Skip to content
Home » Toy trains » Testing electric train track

Testing electric train track

I have a method of testing electric train track from Lionel, American Flyer, Marx or any other brand. The key is to test it one piece at a time, so you know any problem you found is isolated to a single piece of track.

Here are a couple of different ways to test, depending on what tools you have available.

What you need

  • Track (of course)
  • A transformer, lockon, and two pieces of wire OR
  • A digital multimeter

Testing a loop of track

I recommend testing one piece of track at a time, but if you have a loop assembled and it’s giving you trouble, divide and conquer. Split the loop of track in half, then test each half. Find the bad half, then divide that bad half in half and test both. This lets you quickly narrow down the problem piece or pieces without completely disassembling everything.

Just split up the track and follow one of the two testing procedures below.

Testing with a transformer

Lionel CTC Lockon

A Lionel CTC lockon, properly installed. Note it only touches the center rail and one outer rail.

The crudest way to test is to connect a lockon to a single piece of track, then wire it up to your transformer and turn on the transformer. If the transformer clicks or the short-circuit light comes on, then you know that piece of track is bad. The problem with this test is that it can sometimes take a little time for the circuit breaker to trip, so you might think a piece is OK when it isn’t.

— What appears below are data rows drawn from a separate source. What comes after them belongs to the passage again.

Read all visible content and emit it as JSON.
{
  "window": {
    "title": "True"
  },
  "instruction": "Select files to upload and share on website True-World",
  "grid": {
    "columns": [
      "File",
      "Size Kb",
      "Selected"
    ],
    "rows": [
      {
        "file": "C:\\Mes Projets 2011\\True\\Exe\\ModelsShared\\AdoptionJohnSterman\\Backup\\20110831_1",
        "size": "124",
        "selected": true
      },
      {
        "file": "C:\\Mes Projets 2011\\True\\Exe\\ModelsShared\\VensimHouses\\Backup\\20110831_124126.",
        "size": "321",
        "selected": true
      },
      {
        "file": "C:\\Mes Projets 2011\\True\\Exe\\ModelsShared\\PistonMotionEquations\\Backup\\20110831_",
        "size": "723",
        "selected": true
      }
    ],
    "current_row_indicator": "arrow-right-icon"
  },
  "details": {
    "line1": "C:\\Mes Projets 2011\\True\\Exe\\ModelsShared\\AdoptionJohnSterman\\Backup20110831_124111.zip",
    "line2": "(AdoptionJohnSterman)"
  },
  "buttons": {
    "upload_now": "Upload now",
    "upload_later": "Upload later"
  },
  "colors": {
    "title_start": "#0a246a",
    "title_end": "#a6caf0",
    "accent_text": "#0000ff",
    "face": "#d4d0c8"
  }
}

A slightly better test is to put a locomotive on the track and see if it shows any signs of life. If there’s a short in the track, the locomotive won’t get any power and will appear to be dead.

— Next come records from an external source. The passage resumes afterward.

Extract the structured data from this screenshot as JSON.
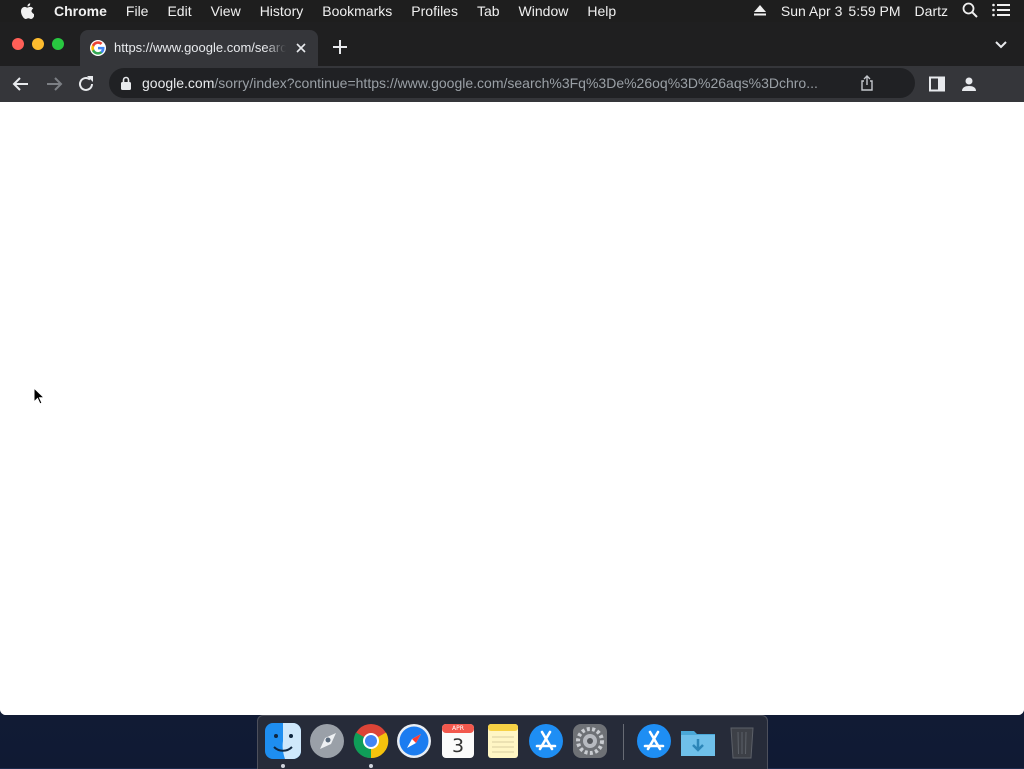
{
  "menubar": {
    "app": "Chrome",
    "items": [
      "File",
      "Edit",
      "View",
      "History",
      "Bookmarks",
      "Profiles",
      "Tab",
      "Window",
      "Help"
    ],
    "date": "Sun Apr 3",
    "time": "5:59 PM",
    "user": "Dartz"
  },
  "browser": {
    "tab_title": "https://www.google.com/search?q=&oq=",
    "url_host": "google.com",
    "url_path": "/sorry/index?continue=https://www.google.com/search%3Fq%3De%26oq%3D%26aqs%3Dchro..."
  },
  "dock": {
    "apps": [
      "Finder",
      "Launchpad",
      "Google Chrome",
      "Safari",
      "Calendar",
      "Notes",
      "App Store",
      "System Preferences",
      "App Store",
      "Downloads",
      "Trash"
    ],
    "calendar_month": "APR",
    "calendar_day": "3"
  },
  "icons": {
    "apple": "apple-icon",
    "eject": "eject-icon",
    "spotlight": "search-icon",
    "control_center": "list-icon",
    "back": "arrow-left-icon",
    "forward": "arrow-right-icon",
    "reload": "reload-icon",
    "lock": "lock-icon",
    "share": "share-icon",
    "side_panel": "side-panel-icon",
    "profile": "profile-icon"
  },
  "colors": {
    "menubar_bg": "#1e1e1e",
    "tabstrip_bg": "#1f1f20",
    "toolbar_bg": "#35363a",
    "omnibox_bg": "#202124",
    "close": "#ff5f57",
    "minimize": "#febc2e",
    "maximize": "#28c840"
  }
}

Testing and troubleshooting track with a multimeter

But by far the safest and best way to test a piece of track is to use a multimeter. It doesn’t have to be an especially fancy or expensive one. Turn the multimeter on to continuity tester or ohmmeter mode. When you first turn the multimeter on and hold the leads in the air, you’ll have no continuity and infinite resistance. My multimeter displays “1” in that scenario. That’s the reading you want to get between the rails of your track.

2-rail track

Testing American Flyer track

This piece of American Flyer S gauge track, besides being a bit rusty, shows symptoms of having a short in it. On a good piece of track, my multimeter would read “1.”

With two-rail track, put one lead on each rail. You should see infinite resistance, or no continuity. If you see continuity, the track has a short in it and you need to replace the insulators. Don’t worry, you’ll probably find everything you need for the repair in your trash can. No, I’m not kidding.

3-rail track

Troubleshooting Lionel/Marx track

This piece of Lionel O27 track is testing good. The “1” reading on my multimeter indicates no electricity can flow between the two rails I’m testing.

With three-rail track, put one lead on the center rail and the other lead on one of the outer rails. You should see infinite resistance or no continuity. Next, move the lead from the outer rail over to the other outer rail. Again, you should see infinite resistance or no continuity. If you see continuity, the track has a short in it and you need to replace the insulators.

Note that on three-rail track, it’s normal for the outer two rails to be connected electrically, so there’s no need to test the outer rails for continuity.


Test one piece at a time, then put the good track in one pile and the bad track in another pile. Continue until you have enough track for your layout, with enough spare pieces to make you comfortable. When you finish, be sure to change your multimeter back to AC or DC voltage, to avoid damaging it the next time you use it. If I’ve made you curious and you want to know why, you might want to check out my earlier entry Fun with Multimeters.

For more information

If you have damaged track, it’s usually possible to fix it.

I find that adding ties to the track really improves its looks on the layout. It makes it look less unfinished. Here’s how to make wooden ties, or for a closer-to-factory look, how to salvage ties from damaged track.

And here’s advice on how many lockons you need.

Finally, here’s some advice on getting your train and transformer ready to go.

If you found this post informative or helpful, please share it!
%d bloggers like this: